***** EXTRACTED MATERIAL *****

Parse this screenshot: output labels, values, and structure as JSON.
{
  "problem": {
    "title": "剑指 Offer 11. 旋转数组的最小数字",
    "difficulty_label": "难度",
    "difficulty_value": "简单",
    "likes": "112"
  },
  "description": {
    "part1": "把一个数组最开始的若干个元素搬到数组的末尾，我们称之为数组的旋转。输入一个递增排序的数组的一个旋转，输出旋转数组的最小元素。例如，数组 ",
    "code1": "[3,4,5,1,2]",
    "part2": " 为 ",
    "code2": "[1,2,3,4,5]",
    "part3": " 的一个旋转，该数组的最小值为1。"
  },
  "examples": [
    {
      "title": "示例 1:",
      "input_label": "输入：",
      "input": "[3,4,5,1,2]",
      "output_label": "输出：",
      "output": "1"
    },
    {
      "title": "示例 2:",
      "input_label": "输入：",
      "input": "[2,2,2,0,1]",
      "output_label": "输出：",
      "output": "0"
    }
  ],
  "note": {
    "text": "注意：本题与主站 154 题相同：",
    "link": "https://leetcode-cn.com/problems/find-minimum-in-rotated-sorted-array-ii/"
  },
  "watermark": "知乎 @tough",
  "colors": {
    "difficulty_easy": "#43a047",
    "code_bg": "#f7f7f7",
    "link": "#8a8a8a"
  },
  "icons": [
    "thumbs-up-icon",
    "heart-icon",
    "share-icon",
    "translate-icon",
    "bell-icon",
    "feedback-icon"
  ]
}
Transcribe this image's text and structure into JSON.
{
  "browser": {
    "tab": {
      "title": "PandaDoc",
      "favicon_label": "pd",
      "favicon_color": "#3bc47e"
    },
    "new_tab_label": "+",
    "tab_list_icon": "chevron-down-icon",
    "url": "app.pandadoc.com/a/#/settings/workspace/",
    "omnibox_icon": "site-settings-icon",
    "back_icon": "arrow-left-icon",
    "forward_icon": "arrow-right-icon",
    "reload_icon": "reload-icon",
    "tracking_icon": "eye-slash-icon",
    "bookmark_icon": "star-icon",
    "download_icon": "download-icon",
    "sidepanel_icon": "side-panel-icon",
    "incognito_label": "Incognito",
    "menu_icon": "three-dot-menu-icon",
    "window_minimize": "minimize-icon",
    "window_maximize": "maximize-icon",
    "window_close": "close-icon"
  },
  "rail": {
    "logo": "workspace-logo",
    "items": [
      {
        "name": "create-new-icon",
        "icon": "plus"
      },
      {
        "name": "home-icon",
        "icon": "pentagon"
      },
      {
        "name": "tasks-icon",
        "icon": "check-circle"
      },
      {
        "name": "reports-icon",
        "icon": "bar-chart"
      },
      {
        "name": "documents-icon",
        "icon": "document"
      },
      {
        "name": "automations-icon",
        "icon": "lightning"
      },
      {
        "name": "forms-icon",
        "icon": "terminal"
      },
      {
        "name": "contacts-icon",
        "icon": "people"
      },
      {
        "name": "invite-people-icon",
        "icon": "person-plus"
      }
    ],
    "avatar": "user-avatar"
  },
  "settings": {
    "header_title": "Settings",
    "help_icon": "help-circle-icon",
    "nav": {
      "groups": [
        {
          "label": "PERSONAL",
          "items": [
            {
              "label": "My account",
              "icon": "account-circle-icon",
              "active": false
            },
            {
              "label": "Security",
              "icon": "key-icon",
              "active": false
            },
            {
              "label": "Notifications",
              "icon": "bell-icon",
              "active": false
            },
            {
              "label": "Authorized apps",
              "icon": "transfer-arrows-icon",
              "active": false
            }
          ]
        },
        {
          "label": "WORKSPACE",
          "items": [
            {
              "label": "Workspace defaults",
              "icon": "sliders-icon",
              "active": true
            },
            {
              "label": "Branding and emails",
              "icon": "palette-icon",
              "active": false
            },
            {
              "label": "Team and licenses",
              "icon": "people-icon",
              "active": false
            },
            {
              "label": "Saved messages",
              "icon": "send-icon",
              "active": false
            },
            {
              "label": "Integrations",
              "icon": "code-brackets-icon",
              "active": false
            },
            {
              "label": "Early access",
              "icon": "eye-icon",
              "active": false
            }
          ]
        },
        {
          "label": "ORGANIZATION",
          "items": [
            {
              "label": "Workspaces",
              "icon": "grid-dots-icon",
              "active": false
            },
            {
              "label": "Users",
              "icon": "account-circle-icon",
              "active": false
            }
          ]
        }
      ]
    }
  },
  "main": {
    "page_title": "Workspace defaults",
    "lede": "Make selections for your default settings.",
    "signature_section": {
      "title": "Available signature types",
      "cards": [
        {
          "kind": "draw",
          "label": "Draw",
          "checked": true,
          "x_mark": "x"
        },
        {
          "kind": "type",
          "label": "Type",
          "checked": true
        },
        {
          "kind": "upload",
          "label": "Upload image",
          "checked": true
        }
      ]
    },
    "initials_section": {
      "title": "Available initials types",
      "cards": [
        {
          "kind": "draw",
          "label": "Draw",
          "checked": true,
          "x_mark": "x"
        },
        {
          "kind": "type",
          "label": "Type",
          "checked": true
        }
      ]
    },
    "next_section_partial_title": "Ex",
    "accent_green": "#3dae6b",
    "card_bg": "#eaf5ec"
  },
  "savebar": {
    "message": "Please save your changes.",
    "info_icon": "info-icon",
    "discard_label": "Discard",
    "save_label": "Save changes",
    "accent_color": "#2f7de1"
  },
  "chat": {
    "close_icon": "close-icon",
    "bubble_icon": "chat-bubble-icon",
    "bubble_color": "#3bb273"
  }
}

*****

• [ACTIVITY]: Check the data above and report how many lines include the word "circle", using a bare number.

• [YOUR SOLUTION]: 4